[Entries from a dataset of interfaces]
..........
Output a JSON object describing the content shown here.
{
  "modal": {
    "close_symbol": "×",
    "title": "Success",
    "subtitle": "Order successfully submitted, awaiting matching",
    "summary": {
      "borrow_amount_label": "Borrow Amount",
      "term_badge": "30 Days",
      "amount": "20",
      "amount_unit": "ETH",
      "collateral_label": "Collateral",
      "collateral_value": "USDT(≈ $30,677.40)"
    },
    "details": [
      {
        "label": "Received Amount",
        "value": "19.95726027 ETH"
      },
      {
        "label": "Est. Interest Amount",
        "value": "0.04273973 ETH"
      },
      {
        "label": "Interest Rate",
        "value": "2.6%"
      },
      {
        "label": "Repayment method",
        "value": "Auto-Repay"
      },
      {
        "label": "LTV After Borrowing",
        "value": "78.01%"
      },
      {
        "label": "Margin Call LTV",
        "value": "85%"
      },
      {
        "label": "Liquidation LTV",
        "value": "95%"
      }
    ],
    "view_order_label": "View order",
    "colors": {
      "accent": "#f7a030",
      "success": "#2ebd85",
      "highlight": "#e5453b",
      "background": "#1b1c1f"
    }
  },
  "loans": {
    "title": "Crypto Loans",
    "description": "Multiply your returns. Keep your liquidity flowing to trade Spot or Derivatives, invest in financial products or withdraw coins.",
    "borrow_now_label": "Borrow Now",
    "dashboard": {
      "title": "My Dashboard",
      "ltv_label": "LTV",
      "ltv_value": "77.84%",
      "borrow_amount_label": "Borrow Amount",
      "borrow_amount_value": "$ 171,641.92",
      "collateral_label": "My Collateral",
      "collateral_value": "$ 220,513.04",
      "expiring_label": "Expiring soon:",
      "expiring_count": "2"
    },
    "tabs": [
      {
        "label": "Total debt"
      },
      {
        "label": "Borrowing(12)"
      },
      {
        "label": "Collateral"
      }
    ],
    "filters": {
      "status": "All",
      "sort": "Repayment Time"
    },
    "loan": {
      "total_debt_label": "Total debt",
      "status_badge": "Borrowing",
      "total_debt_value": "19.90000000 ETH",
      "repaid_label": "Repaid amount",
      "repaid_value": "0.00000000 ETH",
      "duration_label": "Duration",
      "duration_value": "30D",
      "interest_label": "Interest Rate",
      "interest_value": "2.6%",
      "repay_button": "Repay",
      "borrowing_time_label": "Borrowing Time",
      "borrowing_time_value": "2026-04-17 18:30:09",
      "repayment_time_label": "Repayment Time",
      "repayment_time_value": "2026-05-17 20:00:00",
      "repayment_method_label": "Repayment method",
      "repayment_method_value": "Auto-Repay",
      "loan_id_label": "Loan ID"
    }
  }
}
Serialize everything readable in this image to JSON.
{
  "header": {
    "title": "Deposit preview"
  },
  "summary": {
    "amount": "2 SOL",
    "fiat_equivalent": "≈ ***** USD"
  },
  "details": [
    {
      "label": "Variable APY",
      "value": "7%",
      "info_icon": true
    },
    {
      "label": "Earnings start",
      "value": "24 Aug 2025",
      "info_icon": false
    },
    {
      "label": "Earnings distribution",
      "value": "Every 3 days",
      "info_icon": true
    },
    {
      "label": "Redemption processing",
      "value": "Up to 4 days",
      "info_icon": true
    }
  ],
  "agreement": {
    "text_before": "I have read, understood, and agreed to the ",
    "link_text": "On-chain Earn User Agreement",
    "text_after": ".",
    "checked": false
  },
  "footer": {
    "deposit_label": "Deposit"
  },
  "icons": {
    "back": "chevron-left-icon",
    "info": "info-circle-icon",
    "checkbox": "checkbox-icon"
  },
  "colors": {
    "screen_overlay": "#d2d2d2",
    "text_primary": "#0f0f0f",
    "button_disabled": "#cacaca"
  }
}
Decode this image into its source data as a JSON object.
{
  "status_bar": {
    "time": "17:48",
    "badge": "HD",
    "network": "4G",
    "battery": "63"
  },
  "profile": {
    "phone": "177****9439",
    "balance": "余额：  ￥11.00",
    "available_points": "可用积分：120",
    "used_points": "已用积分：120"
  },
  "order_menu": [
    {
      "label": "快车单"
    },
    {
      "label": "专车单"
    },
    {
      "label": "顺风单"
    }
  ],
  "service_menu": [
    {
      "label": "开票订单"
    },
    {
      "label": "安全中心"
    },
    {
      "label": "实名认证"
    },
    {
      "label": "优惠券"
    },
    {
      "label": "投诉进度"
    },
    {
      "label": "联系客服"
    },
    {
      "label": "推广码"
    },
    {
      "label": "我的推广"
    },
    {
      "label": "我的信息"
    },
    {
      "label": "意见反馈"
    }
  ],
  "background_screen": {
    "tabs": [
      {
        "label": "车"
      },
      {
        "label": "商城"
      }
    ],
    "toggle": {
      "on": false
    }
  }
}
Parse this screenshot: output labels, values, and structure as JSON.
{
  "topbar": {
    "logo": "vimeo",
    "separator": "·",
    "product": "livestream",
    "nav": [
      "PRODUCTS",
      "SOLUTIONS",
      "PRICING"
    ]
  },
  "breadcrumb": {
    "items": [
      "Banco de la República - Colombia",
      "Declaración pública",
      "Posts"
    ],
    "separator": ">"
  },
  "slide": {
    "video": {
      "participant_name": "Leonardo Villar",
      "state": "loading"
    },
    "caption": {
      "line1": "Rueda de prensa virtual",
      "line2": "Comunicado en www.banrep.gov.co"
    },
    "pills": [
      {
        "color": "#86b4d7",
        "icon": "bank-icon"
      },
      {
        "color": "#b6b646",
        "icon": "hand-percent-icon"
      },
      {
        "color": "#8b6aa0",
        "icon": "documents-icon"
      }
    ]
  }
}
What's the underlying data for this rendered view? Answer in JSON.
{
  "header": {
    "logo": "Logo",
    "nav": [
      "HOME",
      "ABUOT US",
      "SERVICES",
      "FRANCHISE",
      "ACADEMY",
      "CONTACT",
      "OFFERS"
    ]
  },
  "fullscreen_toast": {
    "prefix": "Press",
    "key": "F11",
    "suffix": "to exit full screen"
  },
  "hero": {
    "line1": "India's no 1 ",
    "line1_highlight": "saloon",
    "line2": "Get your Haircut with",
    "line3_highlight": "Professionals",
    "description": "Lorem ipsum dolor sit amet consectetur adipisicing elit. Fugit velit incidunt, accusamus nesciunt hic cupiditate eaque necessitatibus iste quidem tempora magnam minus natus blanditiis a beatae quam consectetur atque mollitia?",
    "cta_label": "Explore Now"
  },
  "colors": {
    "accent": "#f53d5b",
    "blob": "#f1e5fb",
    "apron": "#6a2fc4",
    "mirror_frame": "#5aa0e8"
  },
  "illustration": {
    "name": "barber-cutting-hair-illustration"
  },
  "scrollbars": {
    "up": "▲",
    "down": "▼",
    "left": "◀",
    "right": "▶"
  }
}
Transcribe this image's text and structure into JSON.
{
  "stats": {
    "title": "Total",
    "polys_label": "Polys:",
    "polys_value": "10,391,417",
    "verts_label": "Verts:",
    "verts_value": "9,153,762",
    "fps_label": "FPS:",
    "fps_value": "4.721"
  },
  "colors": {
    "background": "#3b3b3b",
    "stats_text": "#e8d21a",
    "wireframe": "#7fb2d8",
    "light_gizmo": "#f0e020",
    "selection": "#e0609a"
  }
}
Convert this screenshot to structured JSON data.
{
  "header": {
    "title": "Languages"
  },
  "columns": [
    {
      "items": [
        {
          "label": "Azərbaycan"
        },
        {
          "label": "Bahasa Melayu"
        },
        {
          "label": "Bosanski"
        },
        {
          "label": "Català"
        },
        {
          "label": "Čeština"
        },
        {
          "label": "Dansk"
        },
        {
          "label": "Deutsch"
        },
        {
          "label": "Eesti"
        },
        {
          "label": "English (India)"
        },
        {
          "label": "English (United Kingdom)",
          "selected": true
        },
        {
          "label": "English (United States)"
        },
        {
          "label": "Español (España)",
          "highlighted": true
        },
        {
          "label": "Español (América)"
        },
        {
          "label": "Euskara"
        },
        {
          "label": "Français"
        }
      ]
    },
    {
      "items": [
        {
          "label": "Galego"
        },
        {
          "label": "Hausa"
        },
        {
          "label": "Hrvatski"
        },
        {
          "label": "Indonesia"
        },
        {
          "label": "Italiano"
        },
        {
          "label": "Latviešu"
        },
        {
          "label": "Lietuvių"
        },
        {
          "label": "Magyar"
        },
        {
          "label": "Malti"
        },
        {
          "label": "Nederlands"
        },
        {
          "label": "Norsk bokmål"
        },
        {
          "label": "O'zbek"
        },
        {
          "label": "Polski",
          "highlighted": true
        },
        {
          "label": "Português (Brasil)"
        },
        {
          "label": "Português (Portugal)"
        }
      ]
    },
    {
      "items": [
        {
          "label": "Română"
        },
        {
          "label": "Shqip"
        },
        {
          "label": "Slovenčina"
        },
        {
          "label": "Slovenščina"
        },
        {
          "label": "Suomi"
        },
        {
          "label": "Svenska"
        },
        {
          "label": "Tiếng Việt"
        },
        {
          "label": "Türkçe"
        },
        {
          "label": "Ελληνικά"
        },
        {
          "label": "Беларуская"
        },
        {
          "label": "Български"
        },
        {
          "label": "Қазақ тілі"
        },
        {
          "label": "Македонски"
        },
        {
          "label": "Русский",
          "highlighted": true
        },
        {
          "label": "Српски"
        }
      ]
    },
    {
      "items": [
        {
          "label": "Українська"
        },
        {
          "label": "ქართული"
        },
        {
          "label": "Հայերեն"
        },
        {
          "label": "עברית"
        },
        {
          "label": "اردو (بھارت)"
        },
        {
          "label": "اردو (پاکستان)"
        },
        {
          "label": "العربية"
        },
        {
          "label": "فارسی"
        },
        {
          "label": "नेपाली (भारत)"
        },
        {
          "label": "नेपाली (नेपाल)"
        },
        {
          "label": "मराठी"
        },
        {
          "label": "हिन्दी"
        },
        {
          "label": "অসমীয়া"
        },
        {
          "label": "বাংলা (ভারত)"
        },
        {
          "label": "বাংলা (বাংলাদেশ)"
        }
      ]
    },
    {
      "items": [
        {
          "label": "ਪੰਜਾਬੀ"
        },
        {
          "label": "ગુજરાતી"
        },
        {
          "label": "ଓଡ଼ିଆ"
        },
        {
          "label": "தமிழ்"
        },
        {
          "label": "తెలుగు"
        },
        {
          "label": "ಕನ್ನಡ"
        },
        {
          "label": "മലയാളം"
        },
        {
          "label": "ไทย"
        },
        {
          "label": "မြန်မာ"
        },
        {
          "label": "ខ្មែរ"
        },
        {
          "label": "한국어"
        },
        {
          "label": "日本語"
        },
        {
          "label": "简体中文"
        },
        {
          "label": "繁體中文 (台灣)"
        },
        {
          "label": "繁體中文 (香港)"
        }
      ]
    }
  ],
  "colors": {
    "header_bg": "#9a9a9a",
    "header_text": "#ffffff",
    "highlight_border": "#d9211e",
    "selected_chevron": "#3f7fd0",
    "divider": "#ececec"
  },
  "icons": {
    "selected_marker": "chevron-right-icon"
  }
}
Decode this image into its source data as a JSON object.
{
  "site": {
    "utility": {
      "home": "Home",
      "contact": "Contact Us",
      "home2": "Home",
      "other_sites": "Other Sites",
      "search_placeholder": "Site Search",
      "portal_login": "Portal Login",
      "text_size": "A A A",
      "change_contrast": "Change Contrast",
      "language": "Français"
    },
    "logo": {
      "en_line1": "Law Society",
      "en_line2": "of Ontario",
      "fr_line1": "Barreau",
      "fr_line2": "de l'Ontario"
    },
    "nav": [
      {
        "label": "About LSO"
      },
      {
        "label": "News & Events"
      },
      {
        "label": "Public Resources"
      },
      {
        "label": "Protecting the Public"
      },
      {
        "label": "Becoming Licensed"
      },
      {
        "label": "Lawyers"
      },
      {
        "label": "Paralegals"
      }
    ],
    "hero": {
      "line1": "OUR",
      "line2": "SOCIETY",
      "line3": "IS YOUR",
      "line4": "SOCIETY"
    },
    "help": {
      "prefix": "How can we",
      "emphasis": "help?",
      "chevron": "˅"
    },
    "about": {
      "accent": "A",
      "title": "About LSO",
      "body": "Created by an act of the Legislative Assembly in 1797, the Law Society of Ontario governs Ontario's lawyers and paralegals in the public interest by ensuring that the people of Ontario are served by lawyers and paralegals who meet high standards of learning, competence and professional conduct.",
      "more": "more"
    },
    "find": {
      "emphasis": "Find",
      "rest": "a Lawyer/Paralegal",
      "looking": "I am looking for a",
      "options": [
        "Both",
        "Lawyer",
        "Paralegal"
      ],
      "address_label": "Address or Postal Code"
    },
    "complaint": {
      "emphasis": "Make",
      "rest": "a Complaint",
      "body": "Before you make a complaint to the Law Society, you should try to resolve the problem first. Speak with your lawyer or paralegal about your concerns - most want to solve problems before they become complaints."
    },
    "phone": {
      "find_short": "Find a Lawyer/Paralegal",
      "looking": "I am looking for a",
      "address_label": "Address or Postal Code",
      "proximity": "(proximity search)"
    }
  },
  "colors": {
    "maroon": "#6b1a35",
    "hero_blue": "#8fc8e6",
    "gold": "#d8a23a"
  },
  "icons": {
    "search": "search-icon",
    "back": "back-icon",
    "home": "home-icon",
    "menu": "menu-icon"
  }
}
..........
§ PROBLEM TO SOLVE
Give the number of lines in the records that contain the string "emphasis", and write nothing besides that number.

§ TASK ANSWER
3